§ HOW TO COMPLETE THIS TASK
Each line of the listing that includes the string "chevron" needs to be located and copied.

§ EXERCISE MATERIALS
■ ■ ■ ■

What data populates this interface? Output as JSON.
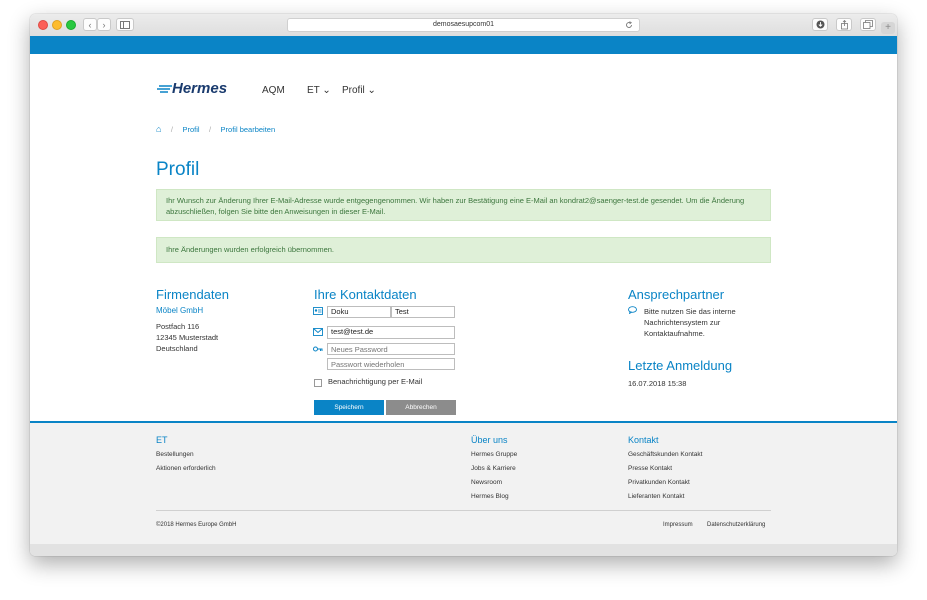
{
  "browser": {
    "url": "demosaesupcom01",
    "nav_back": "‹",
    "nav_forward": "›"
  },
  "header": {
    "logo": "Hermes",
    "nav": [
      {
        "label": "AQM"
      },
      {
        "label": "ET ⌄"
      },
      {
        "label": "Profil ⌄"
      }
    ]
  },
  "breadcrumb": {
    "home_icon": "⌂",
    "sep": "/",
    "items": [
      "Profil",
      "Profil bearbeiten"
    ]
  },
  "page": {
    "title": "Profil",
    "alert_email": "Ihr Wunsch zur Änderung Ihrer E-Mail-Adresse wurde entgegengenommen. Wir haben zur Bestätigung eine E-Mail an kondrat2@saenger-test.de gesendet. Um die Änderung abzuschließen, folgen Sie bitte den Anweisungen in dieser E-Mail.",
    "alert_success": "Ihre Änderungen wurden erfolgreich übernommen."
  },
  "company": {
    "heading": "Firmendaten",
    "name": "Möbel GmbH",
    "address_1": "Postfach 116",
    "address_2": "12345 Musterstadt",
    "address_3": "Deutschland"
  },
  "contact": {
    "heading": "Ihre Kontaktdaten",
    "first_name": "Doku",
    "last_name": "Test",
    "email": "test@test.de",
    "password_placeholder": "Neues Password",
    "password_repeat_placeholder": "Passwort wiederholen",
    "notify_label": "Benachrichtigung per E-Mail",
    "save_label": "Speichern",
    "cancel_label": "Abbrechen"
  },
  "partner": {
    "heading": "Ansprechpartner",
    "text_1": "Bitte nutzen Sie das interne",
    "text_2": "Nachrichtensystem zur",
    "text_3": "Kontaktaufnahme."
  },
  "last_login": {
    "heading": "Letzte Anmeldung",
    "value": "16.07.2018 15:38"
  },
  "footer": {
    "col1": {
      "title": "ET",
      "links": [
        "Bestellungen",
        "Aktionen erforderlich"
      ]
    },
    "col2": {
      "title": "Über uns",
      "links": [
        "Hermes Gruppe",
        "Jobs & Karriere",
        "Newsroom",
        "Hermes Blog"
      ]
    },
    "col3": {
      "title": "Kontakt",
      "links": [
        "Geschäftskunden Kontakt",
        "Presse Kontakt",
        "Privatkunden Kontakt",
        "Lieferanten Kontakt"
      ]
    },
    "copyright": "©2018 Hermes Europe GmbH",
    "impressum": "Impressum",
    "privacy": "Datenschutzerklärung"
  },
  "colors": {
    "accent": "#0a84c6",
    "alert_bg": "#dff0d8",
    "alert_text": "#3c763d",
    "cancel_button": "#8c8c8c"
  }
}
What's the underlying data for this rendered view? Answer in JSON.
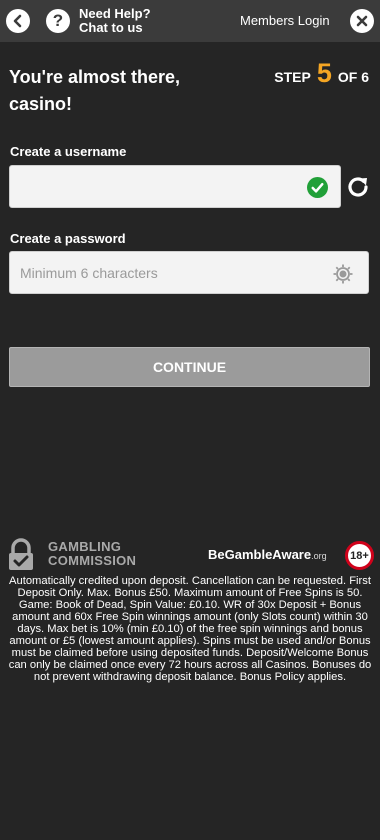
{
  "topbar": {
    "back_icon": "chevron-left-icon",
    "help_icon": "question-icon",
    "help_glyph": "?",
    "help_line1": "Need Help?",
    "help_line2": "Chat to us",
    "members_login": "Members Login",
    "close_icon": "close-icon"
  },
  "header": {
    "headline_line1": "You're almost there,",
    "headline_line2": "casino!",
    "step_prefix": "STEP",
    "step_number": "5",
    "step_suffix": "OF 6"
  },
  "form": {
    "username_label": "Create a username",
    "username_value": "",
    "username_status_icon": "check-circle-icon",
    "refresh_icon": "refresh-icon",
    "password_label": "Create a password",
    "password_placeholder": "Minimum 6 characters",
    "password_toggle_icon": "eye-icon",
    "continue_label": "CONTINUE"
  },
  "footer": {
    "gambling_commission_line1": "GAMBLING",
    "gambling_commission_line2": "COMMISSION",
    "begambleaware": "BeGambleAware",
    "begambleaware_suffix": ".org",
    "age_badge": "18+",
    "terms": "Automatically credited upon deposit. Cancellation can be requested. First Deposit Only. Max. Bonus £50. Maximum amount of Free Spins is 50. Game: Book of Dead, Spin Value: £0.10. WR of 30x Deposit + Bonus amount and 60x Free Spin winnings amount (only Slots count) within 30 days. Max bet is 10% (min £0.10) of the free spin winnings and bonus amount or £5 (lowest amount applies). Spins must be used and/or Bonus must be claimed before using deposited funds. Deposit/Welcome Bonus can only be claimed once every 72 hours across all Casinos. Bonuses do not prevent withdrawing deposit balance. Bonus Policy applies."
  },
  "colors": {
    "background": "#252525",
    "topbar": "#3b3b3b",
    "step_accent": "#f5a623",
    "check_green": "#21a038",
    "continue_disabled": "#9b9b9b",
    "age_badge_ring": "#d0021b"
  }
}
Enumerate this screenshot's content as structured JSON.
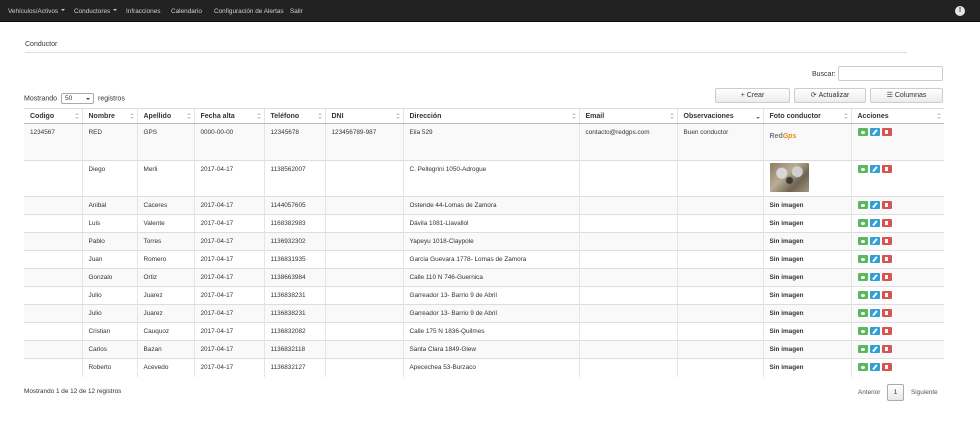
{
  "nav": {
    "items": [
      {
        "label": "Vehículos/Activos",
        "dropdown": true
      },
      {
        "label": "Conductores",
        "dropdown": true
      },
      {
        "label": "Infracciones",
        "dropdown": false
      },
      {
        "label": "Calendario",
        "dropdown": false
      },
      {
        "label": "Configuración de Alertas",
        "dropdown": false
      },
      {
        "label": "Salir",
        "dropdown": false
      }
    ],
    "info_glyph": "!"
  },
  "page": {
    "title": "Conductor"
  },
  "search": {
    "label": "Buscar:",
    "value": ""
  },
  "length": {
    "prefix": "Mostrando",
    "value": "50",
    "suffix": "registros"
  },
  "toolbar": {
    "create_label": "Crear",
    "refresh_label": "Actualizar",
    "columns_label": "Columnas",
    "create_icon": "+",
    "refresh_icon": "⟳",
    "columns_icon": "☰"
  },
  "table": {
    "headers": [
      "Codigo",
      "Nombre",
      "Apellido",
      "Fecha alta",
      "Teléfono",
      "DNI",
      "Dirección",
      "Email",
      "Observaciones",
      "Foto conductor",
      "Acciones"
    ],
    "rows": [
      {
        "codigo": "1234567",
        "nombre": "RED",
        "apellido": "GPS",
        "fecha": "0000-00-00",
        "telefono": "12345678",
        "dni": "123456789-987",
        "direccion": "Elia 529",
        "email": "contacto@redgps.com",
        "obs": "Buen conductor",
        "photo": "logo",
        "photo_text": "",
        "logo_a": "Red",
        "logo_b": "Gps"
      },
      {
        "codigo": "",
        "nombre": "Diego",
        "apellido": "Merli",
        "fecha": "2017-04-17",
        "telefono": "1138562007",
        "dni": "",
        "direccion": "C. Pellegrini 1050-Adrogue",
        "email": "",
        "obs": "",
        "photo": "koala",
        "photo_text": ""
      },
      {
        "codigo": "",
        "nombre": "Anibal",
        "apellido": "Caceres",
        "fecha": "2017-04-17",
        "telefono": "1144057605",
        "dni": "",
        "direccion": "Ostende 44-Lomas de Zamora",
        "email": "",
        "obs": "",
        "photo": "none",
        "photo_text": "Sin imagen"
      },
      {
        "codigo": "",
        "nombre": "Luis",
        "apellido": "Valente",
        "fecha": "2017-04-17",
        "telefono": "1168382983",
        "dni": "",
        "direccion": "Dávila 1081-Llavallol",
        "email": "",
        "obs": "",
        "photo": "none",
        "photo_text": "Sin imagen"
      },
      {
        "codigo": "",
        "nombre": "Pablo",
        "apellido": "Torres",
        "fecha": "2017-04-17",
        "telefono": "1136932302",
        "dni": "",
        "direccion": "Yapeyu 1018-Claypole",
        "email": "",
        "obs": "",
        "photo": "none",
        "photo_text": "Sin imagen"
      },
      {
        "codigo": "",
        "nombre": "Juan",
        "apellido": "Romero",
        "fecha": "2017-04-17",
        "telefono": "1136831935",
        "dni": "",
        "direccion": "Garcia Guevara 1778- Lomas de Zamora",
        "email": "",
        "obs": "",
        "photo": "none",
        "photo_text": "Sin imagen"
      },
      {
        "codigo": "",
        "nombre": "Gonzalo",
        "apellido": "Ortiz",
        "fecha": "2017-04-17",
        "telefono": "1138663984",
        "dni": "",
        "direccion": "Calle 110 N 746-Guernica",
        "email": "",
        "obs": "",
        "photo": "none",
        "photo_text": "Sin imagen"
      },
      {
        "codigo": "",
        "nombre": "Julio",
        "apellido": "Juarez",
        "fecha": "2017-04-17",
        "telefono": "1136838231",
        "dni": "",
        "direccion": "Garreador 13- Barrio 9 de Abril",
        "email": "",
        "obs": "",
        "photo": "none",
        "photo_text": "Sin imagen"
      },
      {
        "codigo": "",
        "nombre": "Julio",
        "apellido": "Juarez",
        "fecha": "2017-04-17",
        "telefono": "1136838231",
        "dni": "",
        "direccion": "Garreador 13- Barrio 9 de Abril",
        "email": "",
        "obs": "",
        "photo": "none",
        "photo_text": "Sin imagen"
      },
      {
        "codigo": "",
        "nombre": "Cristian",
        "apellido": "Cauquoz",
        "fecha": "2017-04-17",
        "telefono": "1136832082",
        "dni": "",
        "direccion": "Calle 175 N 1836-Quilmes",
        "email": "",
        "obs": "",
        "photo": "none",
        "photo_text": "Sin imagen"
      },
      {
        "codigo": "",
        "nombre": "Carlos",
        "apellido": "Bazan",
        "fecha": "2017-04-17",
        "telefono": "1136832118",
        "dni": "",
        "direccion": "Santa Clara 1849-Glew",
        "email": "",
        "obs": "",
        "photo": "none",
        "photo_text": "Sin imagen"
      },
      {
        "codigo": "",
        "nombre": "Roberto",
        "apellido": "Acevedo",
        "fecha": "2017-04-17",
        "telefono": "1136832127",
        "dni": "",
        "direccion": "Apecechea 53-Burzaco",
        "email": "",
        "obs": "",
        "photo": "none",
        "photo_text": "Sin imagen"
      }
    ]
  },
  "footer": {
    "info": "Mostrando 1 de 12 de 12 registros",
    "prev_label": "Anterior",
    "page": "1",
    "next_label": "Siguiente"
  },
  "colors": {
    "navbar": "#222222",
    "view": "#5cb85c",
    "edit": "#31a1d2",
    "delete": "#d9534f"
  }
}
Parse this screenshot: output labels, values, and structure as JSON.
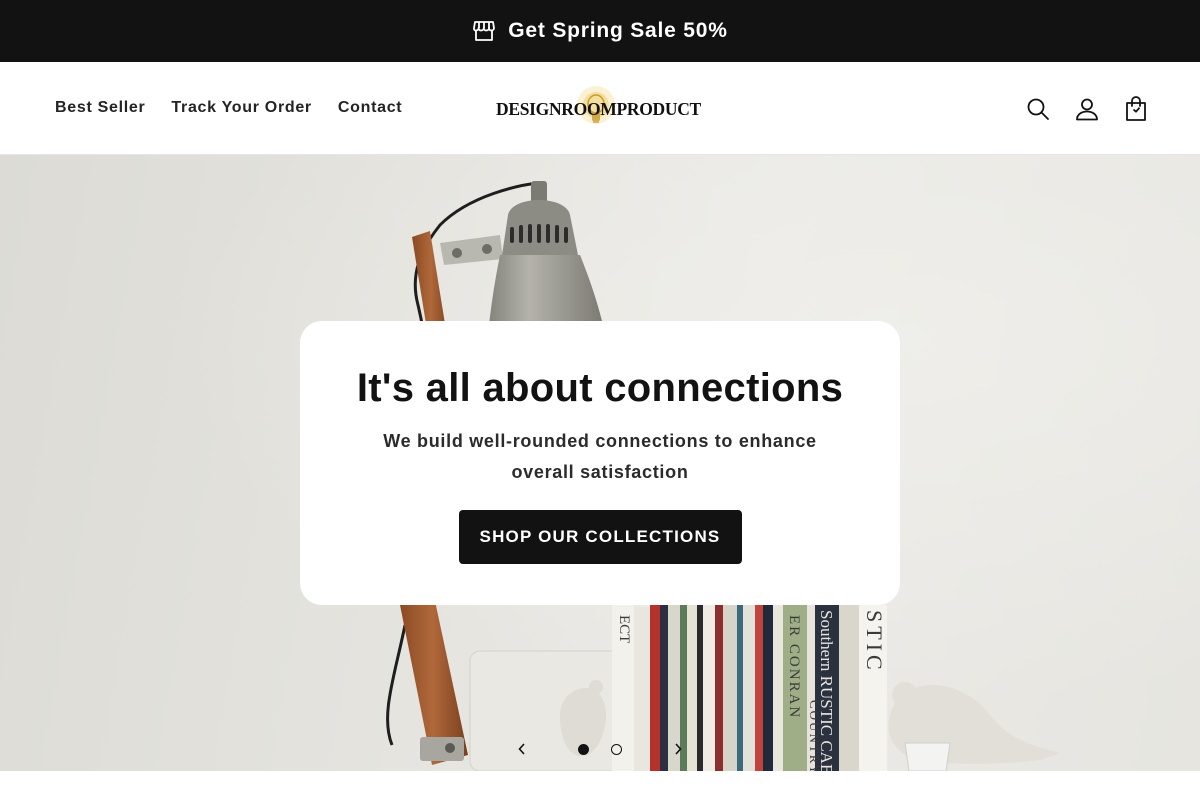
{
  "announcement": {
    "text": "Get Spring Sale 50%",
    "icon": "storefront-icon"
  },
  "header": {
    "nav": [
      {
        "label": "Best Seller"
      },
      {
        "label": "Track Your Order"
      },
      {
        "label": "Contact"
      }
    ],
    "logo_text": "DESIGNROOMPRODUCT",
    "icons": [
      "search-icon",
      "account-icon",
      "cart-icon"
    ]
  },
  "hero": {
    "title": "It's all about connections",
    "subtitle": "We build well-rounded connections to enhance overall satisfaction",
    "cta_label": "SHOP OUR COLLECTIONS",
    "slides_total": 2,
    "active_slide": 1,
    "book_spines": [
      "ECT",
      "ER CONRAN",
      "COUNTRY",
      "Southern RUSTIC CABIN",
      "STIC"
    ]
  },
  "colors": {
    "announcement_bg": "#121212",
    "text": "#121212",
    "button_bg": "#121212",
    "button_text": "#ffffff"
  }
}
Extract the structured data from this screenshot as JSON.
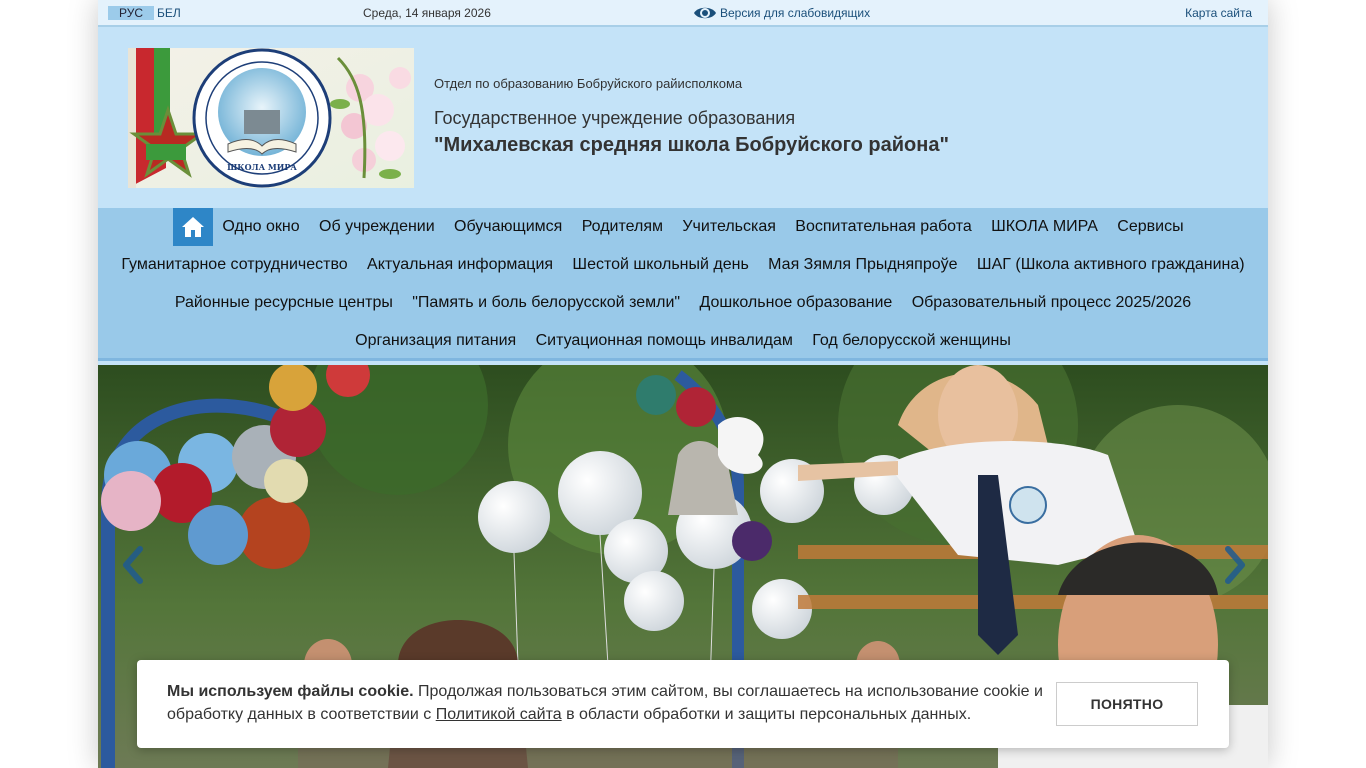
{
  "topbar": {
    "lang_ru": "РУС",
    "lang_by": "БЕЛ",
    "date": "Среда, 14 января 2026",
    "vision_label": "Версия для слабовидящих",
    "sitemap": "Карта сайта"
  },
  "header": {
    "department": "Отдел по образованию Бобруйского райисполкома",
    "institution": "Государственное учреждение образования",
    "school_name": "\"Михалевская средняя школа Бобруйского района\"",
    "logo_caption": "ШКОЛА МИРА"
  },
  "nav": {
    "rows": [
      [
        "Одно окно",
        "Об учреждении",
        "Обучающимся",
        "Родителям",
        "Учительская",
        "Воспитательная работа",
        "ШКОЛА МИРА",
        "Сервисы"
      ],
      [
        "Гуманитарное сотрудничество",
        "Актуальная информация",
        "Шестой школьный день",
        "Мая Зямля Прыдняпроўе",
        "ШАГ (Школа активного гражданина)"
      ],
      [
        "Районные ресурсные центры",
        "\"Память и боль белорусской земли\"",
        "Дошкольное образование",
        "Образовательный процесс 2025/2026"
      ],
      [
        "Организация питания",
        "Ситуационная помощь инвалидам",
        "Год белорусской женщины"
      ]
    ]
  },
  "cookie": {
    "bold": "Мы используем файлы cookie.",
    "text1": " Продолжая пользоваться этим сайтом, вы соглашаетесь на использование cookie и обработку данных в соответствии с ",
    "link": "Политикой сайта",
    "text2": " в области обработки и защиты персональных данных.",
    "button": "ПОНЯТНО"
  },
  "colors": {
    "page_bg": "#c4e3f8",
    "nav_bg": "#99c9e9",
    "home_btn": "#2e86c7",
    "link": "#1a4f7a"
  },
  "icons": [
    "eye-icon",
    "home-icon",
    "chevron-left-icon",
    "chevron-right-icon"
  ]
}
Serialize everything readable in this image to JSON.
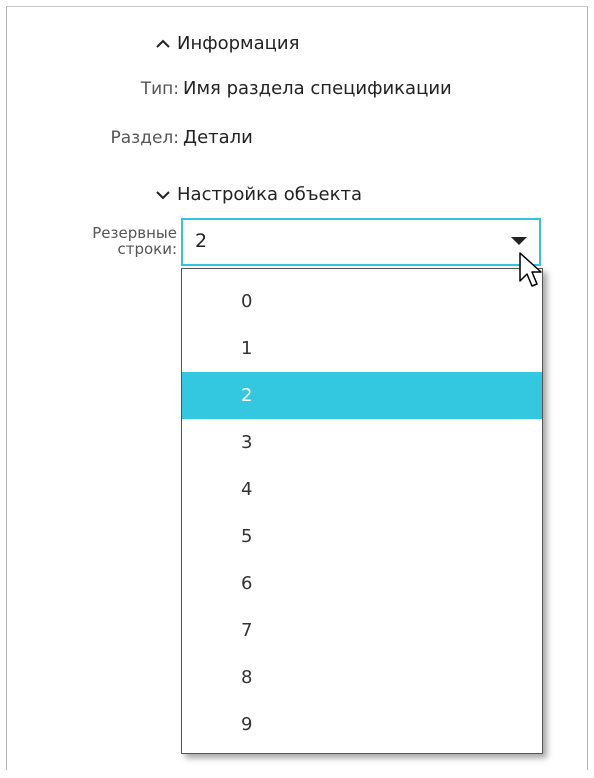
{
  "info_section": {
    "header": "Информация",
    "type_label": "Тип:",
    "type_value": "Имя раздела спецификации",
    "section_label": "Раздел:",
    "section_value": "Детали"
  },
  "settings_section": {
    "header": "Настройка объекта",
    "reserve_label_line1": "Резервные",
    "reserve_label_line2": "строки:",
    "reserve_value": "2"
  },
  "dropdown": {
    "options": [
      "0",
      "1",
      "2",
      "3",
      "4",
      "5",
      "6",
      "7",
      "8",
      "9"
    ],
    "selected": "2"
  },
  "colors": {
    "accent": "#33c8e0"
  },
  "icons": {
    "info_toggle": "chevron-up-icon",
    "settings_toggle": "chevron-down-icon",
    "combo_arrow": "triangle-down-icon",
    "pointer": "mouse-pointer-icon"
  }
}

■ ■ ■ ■

§ ANSWER TO THIS EXERCISE
    "back_icon": "chevron-left-icon",
    "chevron-left-icon",
    "chevron-right-icon"
    "info_toggle": "chevron-up-icon",
    "settings_toggle": "chevron-down-icon",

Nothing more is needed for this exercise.